We are all forgetful from time to time. Everybody has misplaced their car keys, forgotten to take their medicine or can’t remember a password. As we age though, what these lapses in memory mean can be cause for concern. What is normal age-related memory loss and what are memory problems?
Normal Age Related Memory Lapses
You may be telling someone about a great book you just finished and go completely blank on what the title is. Perhaps you find yourself in the garage with no idea what you went into it for, or suddenly can’t remember the street your friend lives on despite visiting her there for years. While frustrating, these types of memory losses are part of normal aging and not cause for concern.
Minor memory lapses are not the same as dementia or the onset of Alzheimer’s disease. Severe memory loss is not an inevitable part of aging either. Our brains can create new brain cells regardless of age. In a way your brain is much like your muscles, if you don’t exercise and strengthen them they become weak. Your brain needs to be regularly challenged to maintain cognitive skills through reading, doing crossword puzzles, playing card games and even with physical exercises like playing golf, swimming or doing Tai Chi.
Abnormal Memory Problems
There are several signs and symptoms it is time to seek medical attention when memory problems become so severe and frequent that they interfere with daily life.
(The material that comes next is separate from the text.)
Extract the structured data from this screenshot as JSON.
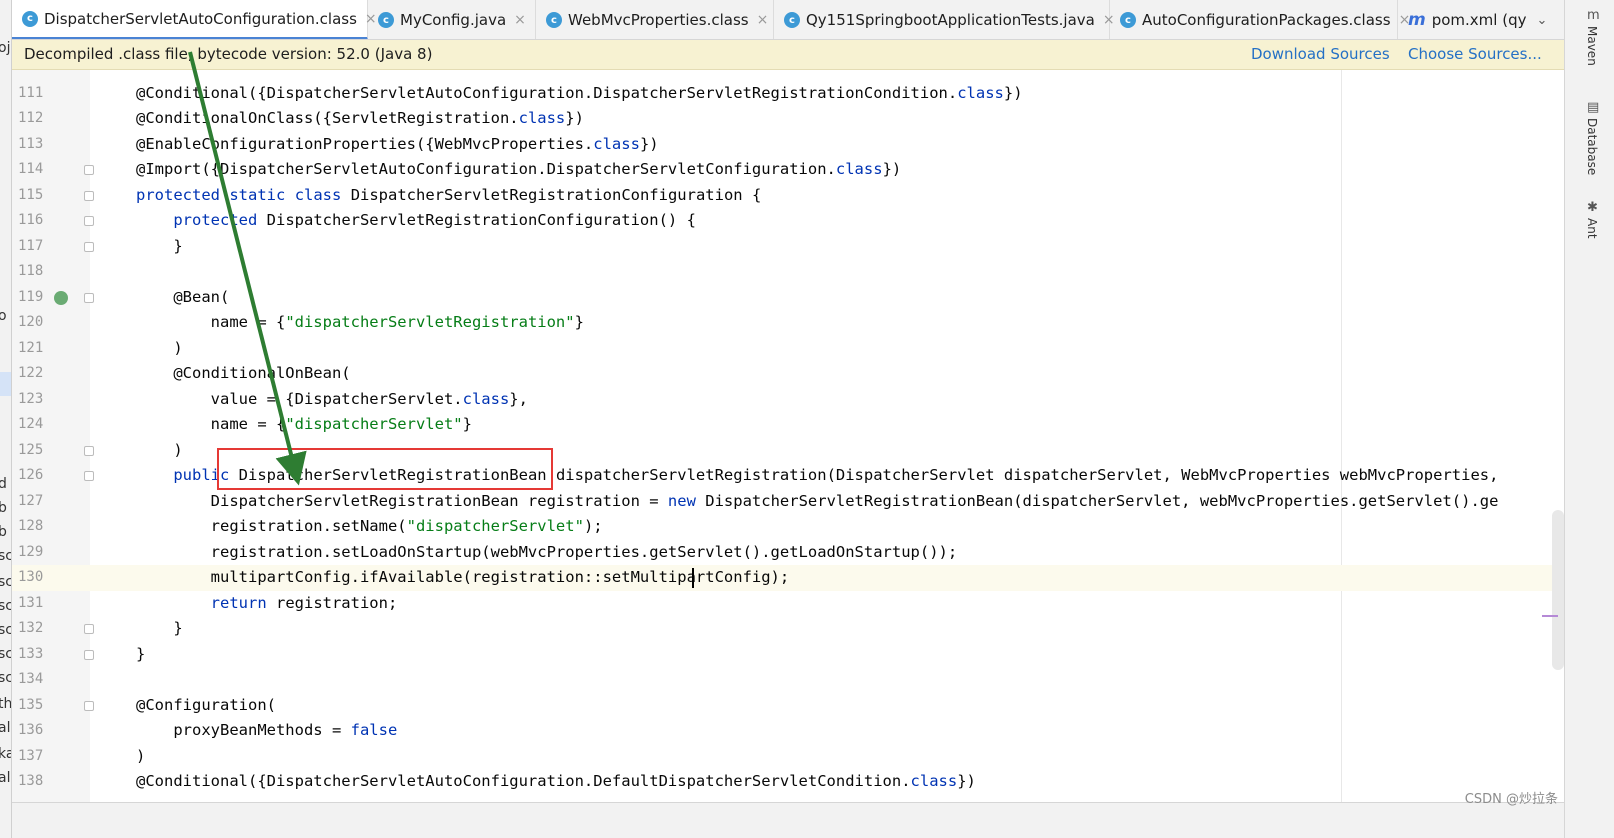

Symptoms of mild cognitive impairment or MCI are:
- Difficulty recalling the names of new acquaintances
- Losing or misplacing things regularly
- Being unable to follow the flow of a conversation
- Frequently forgetting important things like doctor appointment, or planned social outings
If this is you or a loved one, it is time to seek medical attention for diagnosis as to what may be causing the memory lapses.
Dementia is a definite possibility if you or someone you know experiences:
- Problems with finding the right words to express themselves
- Mood changes like frequent anger, or the opposite, apathy or feeling depressed
- Inability to perform normal everyday tasks like balancing their checkbook, figuring out how to run the dishwasher or unable to remember how to play a simple game like checkers
- Frequent bouts of confusion about where they are, what day it is, who a loved one is, or where they normally sit at the dinner table
- Repetitive behaviors like asking the same question over and over or obsessively collecting items they don’t need or bathing several times a day
A diagnosis of dementia or Alzheimer’s disease is grim news and is much more important than just run of the mill memory problems. The person who is suffering from either will need a lot of support and encouragement at first, and eventually round the clock care. There is no cure for dementia or Alzheimer’s but a doctor may prescribe certain drugs to try and slow down the progression of the symptoms. Staying active and socially engaged will help to ward off depression and relieve symptoms temporarily.